Web page and app entries:

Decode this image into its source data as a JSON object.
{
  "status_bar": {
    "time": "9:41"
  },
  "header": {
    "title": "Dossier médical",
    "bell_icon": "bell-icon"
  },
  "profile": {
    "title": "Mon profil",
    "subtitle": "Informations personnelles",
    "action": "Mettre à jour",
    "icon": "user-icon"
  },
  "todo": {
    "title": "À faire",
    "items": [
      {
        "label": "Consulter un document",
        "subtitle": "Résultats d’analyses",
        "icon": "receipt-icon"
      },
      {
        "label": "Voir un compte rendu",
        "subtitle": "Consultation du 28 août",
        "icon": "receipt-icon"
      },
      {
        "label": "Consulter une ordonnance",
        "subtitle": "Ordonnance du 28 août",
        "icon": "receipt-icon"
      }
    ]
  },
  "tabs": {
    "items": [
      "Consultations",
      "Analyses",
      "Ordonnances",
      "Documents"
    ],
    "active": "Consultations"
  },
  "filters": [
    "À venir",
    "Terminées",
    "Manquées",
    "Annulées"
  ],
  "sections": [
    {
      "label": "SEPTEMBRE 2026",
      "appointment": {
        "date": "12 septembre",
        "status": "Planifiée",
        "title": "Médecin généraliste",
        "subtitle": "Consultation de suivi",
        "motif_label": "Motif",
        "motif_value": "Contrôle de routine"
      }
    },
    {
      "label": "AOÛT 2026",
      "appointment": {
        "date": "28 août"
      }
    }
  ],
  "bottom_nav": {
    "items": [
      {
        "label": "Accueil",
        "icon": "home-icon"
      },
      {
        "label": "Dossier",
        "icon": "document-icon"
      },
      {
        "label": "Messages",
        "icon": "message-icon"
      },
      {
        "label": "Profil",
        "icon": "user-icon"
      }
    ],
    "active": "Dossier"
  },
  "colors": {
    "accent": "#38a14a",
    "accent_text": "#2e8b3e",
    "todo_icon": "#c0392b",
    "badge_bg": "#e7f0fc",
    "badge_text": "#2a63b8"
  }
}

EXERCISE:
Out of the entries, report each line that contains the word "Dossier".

WRITTEN ANSWER:
    "title": "Dossier médical",
        "label": "Dossier",
    "active": "Dossier"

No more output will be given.